The nation’s top law enforcement officer is scheduled to speak at the 26th Annual Law Enforcement Legislative Day hosted by the California Peace Officers' Assn. Sessions will make his announcement at the event, the Justice Department said in a news release.

A longtime advocate for reduced immigration — both legal and illegal — Sessions has led the Trump administration's effort to increase deportations and has been in an ongoing battle with so-called “sanctuary cities” to force them to cooperate with federal immigration officials. Cities and counties across the country have been fighting the crackdown, winning federal court rulings against executive orders that block "sanctuary" policies from taking effect. 

Two of California’s leading candidates for governor say they’re going to end the housing shortage, a driver of the state’s affordability crisis.

  • Congressional races
  • 2018 election
(Handout from Cox campaign)

Democratic engineer T.J. Cox announced on Tuesday he will try to unseat GOP Rep. David Valadao in the Central Valley’s 21st Congressional District.

Cox was already running for Congress in the nearby 10th Congressional District, but faced a tough battle against a crowded field of Democrats who had more name recognition or more money.

Cox is now the only Democrat running for the seat.
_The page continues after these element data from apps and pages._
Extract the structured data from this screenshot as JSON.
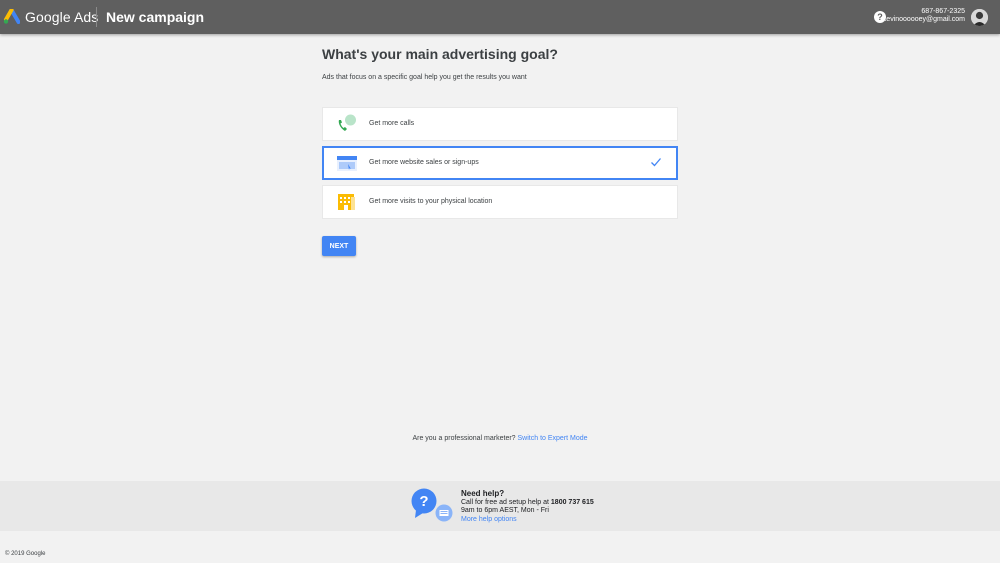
{
  "header": {
    "brand": "Google Ads",
    "page_title": "New campaign",
    "help_icon": "help-circle-icon",
    "account_phone": "687-867-2325",
    "account_email": "kevinoooooey@gmail.com"
  },
  "main": {
    "title": "What's your main advertising goal?",
    "subtitle": "Ads that focus on a specific goal help you get the results you want",
    "goals": [
      {
        "label": "Get more calls",
        "icon": "phone-call-icon",
        "selected": false
      },
      {
        "label": "Get more website sales or sign-ups",
        "icon": "website-icon",
        "selected": true
      },
      {
        "label": "Get more visits to your physical location",
        "icon": "storefront-icon",
        "selected": false
      }
    ],
    "next_label": "NEXT",
    "expert_prompt": "Are you a professional marketer?",
    "expert_link": "Switch to Expert Mode"
  },
  "help": {
    "heading": "Need help?",
    "call_text": "Call for free ad setup help at",
    "phone": "1800 737 615",
    "hours": "9am to 6pm AEST, Mon - Fri",
    "more_link": "More help options"
  },
  "footer": {
    "copyright": "© 2019 Google"
  },
  "colors": {
    "header_bg": "#5f5f5f",
    "accent": "#4285f4",
    "page_bg": "#f2f2f2"
  }
}
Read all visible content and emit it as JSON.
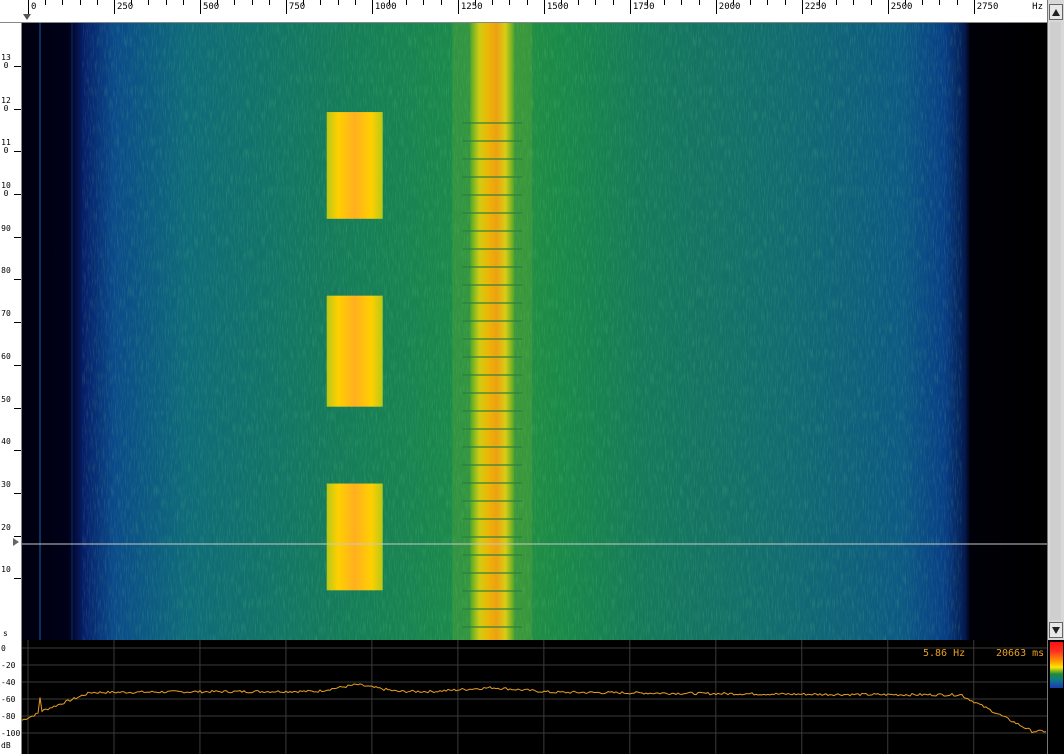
{
  "frequency_axis": {
    "unit": "Hz",
    "ticks": [
      "0",
      "250",
      "500",
      "750",
      "1000",
      "1250",
      "1500",
      "1750",
      "2000",
      "2250",
      "2500",
      "2750"
    ]
  },
  "time_axis": {
    "unit": "s",
    "ticks": [
      "130",
      "120",
      "110",
      "100",
      "90",
      "80",
      "70",
      "60",
      "50",
      "40",
      "30",
      "20",
      "10"
    ]
  },
  "spectrum_axis": {
    "unit": "dB",
    "ticks": [
      "0",
      "-20",
      "-40",
      "-60",
      "-80",
      "-100"
    ]
  },
  "readouts": {
    "resolution": "5.86 Hz",
    "duration": "20663 ms"
  },
  "colors": {
    "background": "#000000",
    "ruler": "#ffffff",
    "trace": "#e8a020",
    "grid": "#3a3a3a"
  },
  "signals": {
    "carrier_hz": 1350,
    "keyed_tone_hz": 950,
    "keyed_tone_on_seconds": [
      [
        97,
        122
      ],
      [
        53,
        79
      ],
      [
        10,
        35
      ]
    ]
  },
  "controls": {
    "scroll_up": "scroll-up",
    "scroll_down": "scroll-down"
  }
}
Emilio Huerta, a local lawyer and son of labor rights icon Dolores Huerta, dropped out of the race Sunday just days before the Friday deadline to file to run for office.

  • California in Congress

Thanks to a bunch of pricey real estate in swanky locations, House Minority Leader Nancy Pelosi remains high on the ranking of the California congressional delegation by minimum net worth, a new analysis of financial disclosures finds.

The San Francisco Democrat listed 10 properties, worth at least $23 million. With the exception of a St. Helena estate and vineyard on Zinfandel Lane at the banks of the Napa River with a reported value of at least $5 million, the rest of Pelosi's properties are owned by her husband, Paul Pelosi. She reported multiple mortgages as liabilities on her disclosure forms covering 2016, the most recent year available.

One of the deadly blazes that ravaged Northern California in October stopped less than four miles from the Pelosi vineyard. Public records show that property was assessed at $4 million on Jan. 1, 2017.

The state Capitol
The state Capitol (Los Angeles Times)

California’s campaign watchdog agency last year approved a record 340 settlements of cases involving violations of ethics and political finance rules, according to its annual report issued Monday.

The state Fair Political Practices Commission said it collected more than $1.1 million in fines from elected officials, lobbyists, political donors and others in 2017 for issues that included failing to properly report contributions.

“These results hopefully will help restore public confidence in the political process by highlighting that California has strong laws that are vigorously enforced,” said Jodi Remke, the FPPC chairwoman.

  • Congressional races
  • 2018 election

Comedian Patton Oswalt will host a comedy show later this month on behalf of congressional candidate Jess Phoenix, who is running to unseat GOP Rep. Steve Knight in the 25th Congressional District.

Oswalt said friends tipped him off to Phoenix’s candidacy and the two met through Twitter.

While he does not live in the district, Oswalt said he was struck by Phoenix’s knowledge of environmental policy and her refusal to take donations from political action committees or corporations. She is a geologist who runs an educational science nonprofit that researches the Mojave Desert. 

  • Sexual harassment

A slate of California bills meant to combat sexual harassment in the workplace got a high-profile plug on Hollywood’s biggest night. 

Mira Sorvino, an actress and leading figure in the Times Up movement taking on harassment in the entertainment industry and beyond, highlighted a number of measures making their way through the state Legislature during a red carpet interview at the Academy Awards on Sunday night.

“I want people to know that this movement isn’t stopping,” Sorvino said in an interview on ABC. “We’re going forward until we have an equitable and safe world for women.”